One of the individuals most responsible for the explosion of Internet growth was Tom Evslin who has a blog called Fractals of Change. The depiction of fractals show how a fractal is a never-ending pattern (click for an interactive version). Fractals are infinitely complex patterns that are self-similar across different scales. They are created by repeating a simple process over and over in an ongoing feedback loop. Driven by recursion, fractals are images of dynamic systems – examples include trees, clouds, coral reefs and the Internet in a virtual context.

Another visual is at the heart of the approach we’re taking with the Health Rosetta. The non-profit institute is gathering and sharing insights in an open, distributed manner. It has a sister organization, the Health Rosetta Group (HRG), that is focused on bringing capital to ideas that fuel the positive transformation of the health ecosystem. Brookfield created the graphic depiction below to describe how his social impact investing approach is replicated in a distributed manner. Health and healthcare are very local but there are approaches that can be shared to rapidly accelerate transformation.

Graphic courtesy of Chris Brookfield
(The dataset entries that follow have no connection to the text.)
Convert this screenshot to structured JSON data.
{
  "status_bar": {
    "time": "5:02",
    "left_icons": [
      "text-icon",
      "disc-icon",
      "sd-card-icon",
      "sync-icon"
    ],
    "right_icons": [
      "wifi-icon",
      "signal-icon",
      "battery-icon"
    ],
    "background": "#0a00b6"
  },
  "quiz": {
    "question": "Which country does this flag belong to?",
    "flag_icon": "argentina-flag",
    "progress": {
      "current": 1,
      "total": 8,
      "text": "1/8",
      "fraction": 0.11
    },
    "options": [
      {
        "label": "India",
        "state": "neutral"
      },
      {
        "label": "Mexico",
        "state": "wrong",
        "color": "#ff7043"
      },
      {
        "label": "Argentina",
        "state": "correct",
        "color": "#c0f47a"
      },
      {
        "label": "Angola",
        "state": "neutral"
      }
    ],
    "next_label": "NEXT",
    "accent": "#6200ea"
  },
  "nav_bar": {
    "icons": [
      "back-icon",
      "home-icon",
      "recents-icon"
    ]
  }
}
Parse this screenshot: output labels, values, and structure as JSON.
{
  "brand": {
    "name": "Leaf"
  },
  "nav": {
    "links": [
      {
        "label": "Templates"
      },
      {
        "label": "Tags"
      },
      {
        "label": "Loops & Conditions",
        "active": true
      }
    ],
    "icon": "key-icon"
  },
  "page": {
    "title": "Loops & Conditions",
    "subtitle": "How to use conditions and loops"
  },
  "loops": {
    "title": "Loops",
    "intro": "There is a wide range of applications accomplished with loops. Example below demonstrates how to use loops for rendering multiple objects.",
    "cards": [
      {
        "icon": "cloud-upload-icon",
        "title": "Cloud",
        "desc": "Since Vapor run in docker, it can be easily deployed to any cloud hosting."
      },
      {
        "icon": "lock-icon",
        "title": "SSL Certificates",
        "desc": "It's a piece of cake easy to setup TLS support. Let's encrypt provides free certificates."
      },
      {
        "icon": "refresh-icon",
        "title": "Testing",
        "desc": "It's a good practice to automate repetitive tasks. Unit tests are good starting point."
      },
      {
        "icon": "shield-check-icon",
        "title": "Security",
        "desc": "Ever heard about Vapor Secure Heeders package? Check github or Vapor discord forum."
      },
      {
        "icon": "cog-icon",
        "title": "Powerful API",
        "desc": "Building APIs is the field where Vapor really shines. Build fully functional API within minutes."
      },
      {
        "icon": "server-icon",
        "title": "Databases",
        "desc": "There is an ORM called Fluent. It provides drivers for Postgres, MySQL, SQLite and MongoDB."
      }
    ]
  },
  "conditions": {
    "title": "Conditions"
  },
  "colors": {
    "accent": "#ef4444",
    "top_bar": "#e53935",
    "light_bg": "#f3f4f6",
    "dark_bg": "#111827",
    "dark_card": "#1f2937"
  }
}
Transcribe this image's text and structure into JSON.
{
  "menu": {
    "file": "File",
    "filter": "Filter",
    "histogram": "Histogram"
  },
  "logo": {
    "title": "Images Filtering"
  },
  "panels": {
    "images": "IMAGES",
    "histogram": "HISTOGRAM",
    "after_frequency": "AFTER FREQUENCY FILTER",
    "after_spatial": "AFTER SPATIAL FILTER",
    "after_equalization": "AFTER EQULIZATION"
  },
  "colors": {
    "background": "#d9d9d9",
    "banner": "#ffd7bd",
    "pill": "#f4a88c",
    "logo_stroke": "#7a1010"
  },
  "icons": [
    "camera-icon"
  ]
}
The HRG believes sustainable investing requires focus on a particular region/sector with an eye towards social and economic benefits that reflect aligned values. It has a long-term focus that taps motivated local entrepreneurs to create businesses that enhances economic resilience which creates sustainable economic development (“Economic Development 3.0”). These emerging organizations are strengthened through local business and ultimately can create value for investors that ensures long-term resilience of local interests. We believe the path to optimizing health is a move away from centralized massive assets whether that is massive food production producing low-value food or massive medical centers that produce high volumes of low-value procedures (e.g., where 90% of spinal procedures were of no help). A strategy that is more aligned with community interests will deliver resilience, variability and locality that is part and parcel of Health 3.0.

See also: Healthcare Buyers Need Clearer Choices  

I wrapped up by TEDx talk with the following that seems appropriate here:

For too long, we’ve let healthcare crush the American Dream. We can’t stand for 20 more years of an economic depression for the middle class. No country has smarter or more compassionate nurses and doctors and no country has more innovators that have reinvented our country time and again. In every corner of healthcare, people went into healthcare for all the right reasons but perverse incentives and outdated approaches have shackled them. Whether we knew it or not, we all contributed to this mess. Now, it’s on us to fix it. When change happens community by community, it’s impossible to stop. Yes, healthcare stole the American Dream. But it’s absolutely possible to take it back. Join us to make it happen in your community.

We are working on catalytic events to accelerate the change. The institute is helping raise awareness of the rising risk to corporations and boards that will compel them to act. In parallel, we continue work on The Big Heist film (think The Big Short for healthcare) that will wake up America to the greatest heist in American history.

Please share Ted talk: Healthcare stole the American Dream. Here is how we take it back. Sign up for The Future Health Ecosystem Today newsletter to be in the know about healthcare’s future.